Material to process:
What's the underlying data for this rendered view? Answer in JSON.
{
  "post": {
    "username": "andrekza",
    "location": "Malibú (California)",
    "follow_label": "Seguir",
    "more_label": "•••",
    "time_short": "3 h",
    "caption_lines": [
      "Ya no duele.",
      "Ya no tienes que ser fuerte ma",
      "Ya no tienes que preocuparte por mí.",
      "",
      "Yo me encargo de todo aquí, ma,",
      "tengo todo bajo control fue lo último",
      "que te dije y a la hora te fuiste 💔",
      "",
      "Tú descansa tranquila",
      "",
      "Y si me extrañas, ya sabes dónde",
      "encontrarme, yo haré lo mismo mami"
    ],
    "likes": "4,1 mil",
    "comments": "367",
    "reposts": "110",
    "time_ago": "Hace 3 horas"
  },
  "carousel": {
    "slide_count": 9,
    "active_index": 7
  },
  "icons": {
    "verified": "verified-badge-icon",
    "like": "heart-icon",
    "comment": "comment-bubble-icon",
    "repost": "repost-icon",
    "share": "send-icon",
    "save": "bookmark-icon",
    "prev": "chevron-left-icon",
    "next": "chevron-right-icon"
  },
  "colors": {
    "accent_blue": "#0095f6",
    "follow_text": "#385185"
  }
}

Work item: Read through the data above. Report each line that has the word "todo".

Your solution:
      "Yo me encargo de todo aquí, ma,",
      "tengo todo bajo control fue lo último",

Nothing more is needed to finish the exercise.